Taylor joined the Navy right out of high school in 2007. He went through extensive training as an Explosive Ordnance Disposal (EOD) Technician and became expert in explosives, diving, parachuting, as well as the tactical skills of a combat fighter. He was trained to render safe all type of explosives including conventional, improvised, underwater, chemical, biological and nuclear. He was deployed to a remote region of the Kandahar Province in the winter of 2012.
In May 2012 he stepped on an Improvised Explosive Device (IED) that blew off parts of all four of his limbs. He says he went from being one of the most independent people out there to 100% dependent on others. It took a toll. With courage and determination, he focused on the future and on what he needed to do to improve so he can live the life he and his sweetheart had planned.
He worked as hard at training his body and mind in this new situation as he had at becoming an EOD expert. He truly lives the central theme of his Navy training – Constantly Improve Your Situation.

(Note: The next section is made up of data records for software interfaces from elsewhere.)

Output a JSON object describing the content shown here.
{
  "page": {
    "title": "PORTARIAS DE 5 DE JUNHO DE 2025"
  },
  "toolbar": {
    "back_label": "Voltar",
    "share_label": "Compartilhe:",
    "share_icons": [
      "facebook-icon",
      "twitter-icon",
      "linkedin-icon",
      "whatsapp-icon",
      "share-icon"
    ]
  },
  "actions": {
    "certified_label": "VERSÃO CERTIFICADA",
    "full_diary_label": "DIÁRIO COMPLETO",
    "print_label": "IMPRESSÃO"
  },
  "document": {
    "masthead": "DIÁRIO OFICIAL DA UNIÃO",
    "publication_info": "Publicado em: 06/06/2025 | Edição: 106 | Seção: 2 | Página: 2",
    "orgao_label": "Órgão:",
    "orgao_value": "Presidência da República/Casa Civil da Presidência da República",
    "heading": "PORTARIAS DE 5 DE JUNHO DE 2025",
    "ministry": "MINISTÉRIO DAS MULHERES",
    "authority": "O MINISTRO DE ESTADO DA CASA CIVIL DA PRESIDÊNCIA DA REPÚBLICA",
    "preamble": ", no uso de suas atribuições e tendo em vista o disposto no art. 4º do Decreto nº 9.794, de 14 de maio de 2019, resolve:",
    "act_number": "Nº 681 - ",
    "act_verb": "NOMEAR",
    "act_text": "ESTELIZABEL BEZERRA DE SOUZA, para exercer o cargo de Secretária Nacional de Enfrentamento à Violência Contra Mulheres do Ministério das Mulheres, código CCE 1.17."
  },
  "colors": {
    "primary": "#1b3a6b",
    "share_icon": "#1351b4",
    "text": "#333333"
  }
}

Taylor returned to his home in Cedar Falls, Iowa 24 months after he stepped on the IED. To everyone’s amazement, he walked through the honor guard as they saluted him. He estimated he was 50% of the way to where he wants to be.
“Hey, I have an idea. Let’s try it. Let’s make things better.” These are words you often hear from Taylor. In creating solutions for himself he is a trailblazer, bringing about solutions for others. As advancements are made by QL+ on his behalf, they can also contribute to the quality of life for others. Taylor has confidence in his future and married his girlfriend Danielle. “Keep in mind that it could always be worse. Keep trying and you’ll find a way to do it.”

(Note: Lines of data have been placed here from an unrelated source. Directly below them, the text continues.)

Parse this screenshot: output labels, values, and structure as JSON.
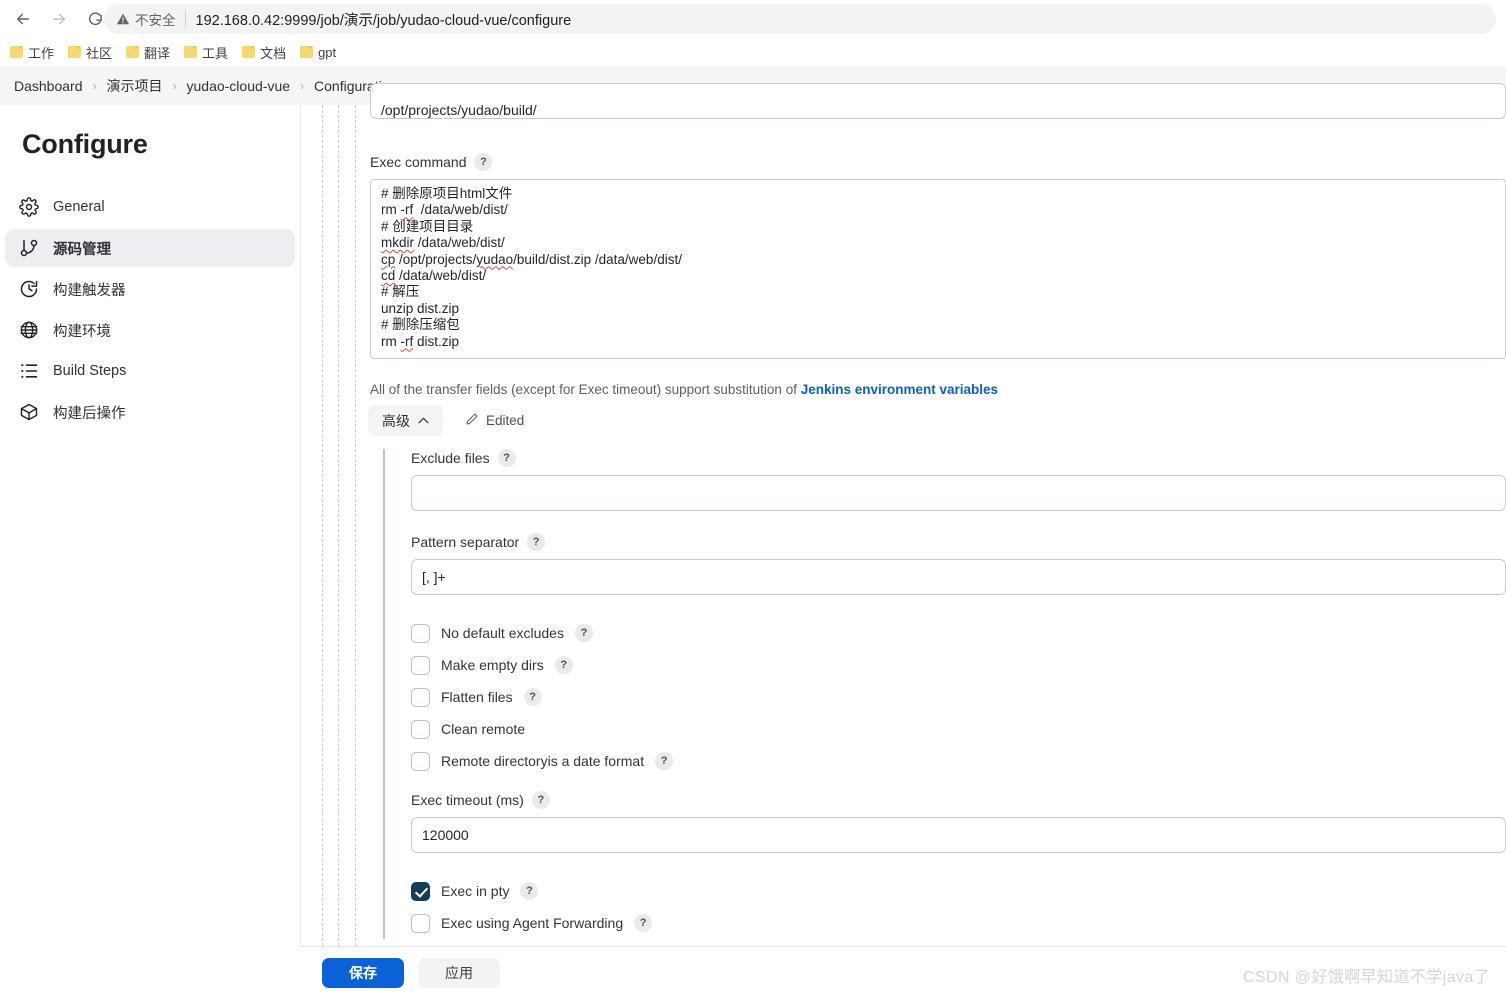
{
  "browser": {
    "back_icon": "arrow-left-icon",
    "forward_icon": "arrow-right-icon",
    "reload_icon": "reload-icon",
    "security_label": "不安全",
    "security_icon": "warning-triangle-icon",
    "url": "192.168.0.42:9999/job/演示/job/yudao-cloud-vue/configure",
    "bookmarks": [
      {
        "label": "工作",
        "icon": "folder-icon"
      },
      {
        "label": "社区",
        "icon": "folder-icon"
      },
      {
        "label": "翻译",
        "icon": "folder-icon"
      },
      {
        "label": "工具",
        "icon": "folder-icon"
      },
      {
        "label": "文档",
        "icon": "folder-icon"
      },
      {
        "label": "gpt",
        "icon": "folder-icon"
      }
    ]
  },
  "breadcrumb": {
    "separator": "›",
    "items": [
      "Dashboard",
      "演示项目",
      "yudao-cloud-vue",
      "Configuration"
    ]
  },
  "sidebar": {
    "title": "Configure",
    "items": [
      {
        "label": "General",
        "icon": "gear-icon",
        "active": false
      },
      {
        "label": "源码管理",
        "icon": "git-branch-icon",
        "active": true
      },
      {
        "label": "构建触发器",
        "icon": "clock-icon",
        "active": false
      },
      {
        "label": "构建环境",
        "icon": "globe-icon",
        "active": false
      },
      {
        "label": "Build Steps",
        "icon": "list-steps-icon",
        "active": false
      },
      {
        "label": "构建后操作",
        "icon": "package-icon",
        "active": false
      }
    ]
  },
  "form": {
    "remote_directory": {
      "value": "/opt/projects/yudao/build/"
    },
    "exec_command": {
      "label": "Exec command",
      "help": "?",
      "value": "# 删除原项目html文件\nrm -rf  /data/web/dist/\n# 创建项目目录\nmkdir /data/web/dist/\ncp /opt/projects/yudao/build/dist.zip /data/web/dist/\ncd /data/web/dist/\n# 解压\nunzip dist.zip\n# 删除压缩包\nrm -rf dist.zip",
      "lines": [
        "# 删除原项目html文件",
        "rm -rf  /data/web/dist/",
        "# 创建项目目录",
        "mkdir /data/web/dist/",
        "cp /opt/projects/yudao/build/dist.zip /data/web/dist/",
        "cd /data/web/dist/",
        "# 解压",
        "unzip dist.zip",
        "# 删除压缩包",
        "rm -rf dist.zip"
      ]
    },
    "substitution_note": {
      "prefix": "All of the transfer fields (except for Exec timeout) support substitution of ",
      "link": "Jenkins environment variables"
    },
    "advanced_toggle": {
      "label": "高级",
      "chevron": "⌃"
    },
    "edited_badge": {
      "label": "Edited",
      "icon": "pencil-icon"
    },
    "advanced": {
      "exclude_files": {
        "label": "Exclude files",
        "help": "?",
        "value": "",
        "placeholder": ""
      },
      "pattern_separator": {
        "label": "Pattern separator",
        "help": "?",
        "value": "[, ]+",
        "placeholder": ""
      },
      "checkboxes": [
        {
          "label": "No default excludes",
          "help": "?",
          "checked": false
        },
        {
          "label": "Make empty dirs",
          "help": "?",
          "checked": false
        },
        {
          "label": "Flatten files",
          "help": "?",
          "checked": false
        },
        {
          "label": "Clean remote",
          "help": "",
          "checked": false
        },
        {
          "label": "Remote directoryis a date format",
          "help": "?",
          "checked": false
        }
      ],
      "exec_timeout": {
        "label": "Exec timeout (ms)",
        "help": "?",
        "value": "120000"
      },
      "bottom_checkboxes": [
        {
          "label": "Exec in pty",
          "help": "?",
          "checked": true
        },
        {
          "label": "Exec using Agent Forwarding",
          "help": "?",
          "checked": false
        }
      ]
    }
  },
  "footer": {
    "save_label": "保存",
    "apply_label": "应用"
  },
  "watermark": "CSDN @好饿啊早知道不学java了",
  "colors": {
    "accent": "#0b62d6",
    "link": "#0b5ed7",
    "checkbox_checked": "#123e5c",
    "sidebar_active": "#eceef2",
    "breadcrumb_bg": "#f4f5f7"
  }
}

Taylor has given QL+ specific requests that will help improve the quality of his life and can serve as prototypes for other veterans in need.
Amputees generate more heat at their core and their residual limbs because there is less skin surface area for the blood to flow through to cool the remaining parts of the body. This is especially true for Taylor, who lost all four limbs. His current prostheses create an enclosed heated environment around his residual limbs, especially since he uses prosthetic liners made of thickly padded silicone material, which create an extra layer of heat. This leads to overheating and excessive sweating, especially during activity. A Cal Poly graduate is finalizing a second-generation socket cooling system prototype for Taylor resulting from an original design as part of his senior engineering design program.

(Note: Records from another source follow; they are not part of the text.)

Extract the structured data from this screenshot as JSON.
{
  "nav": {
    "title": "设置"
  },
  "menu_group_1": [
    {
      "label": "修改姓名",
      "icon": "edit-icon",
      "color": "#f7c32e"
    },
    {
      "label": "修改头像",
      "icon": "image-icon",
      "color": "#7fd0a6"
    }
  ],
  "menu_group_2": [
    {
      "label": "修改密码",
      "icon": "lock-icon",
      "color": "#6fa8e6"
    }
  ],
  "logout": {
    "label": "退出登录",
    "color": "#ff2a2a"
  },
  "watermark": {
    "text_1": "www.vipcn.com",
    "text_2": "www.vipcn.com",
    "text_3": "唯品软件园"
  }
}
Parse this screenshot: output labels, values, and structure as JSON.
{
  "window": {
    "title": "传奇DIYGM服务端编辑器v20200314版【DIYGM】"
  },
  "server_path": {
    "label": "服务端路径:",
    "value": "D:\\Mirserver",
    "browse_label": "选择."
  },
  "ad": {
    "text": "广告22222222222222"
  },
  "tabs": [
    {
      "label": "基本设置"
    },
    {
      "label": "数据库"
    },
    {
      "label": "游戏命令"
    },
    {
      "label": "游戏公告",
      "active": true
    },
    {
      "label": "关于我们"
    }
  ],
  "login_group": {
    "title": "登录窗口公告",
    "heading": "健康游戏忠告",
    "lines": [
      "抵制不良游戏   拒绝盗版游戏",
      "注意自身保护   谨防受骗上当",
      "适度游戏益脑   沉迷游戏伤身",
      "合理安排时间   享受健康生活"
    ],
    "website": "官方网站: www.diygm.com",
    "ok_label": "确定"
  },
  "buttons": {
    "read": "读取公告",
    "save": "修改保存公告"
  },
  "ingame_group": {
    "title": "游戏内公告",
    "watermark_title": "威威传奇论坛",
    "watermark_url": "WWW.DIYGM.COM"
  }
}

Taylor’s other Challenge is the difficulty he has while trying to change legs for the different activities he participates in, especially since he must use his prosthetic hand. A fifth-year Cal Poly graduate student designed and developed a mechanism to provide Taylor the ability to easily detach and reattach prosthetic components to his leg sockets. This will allow him to quickly switch between different attachments such as running legs, swimming legs and cycling legs without the added time and trouble of removing sockets. Although this challenge was presented by Taylor, this product should also serve as a practical solution for many active amputees.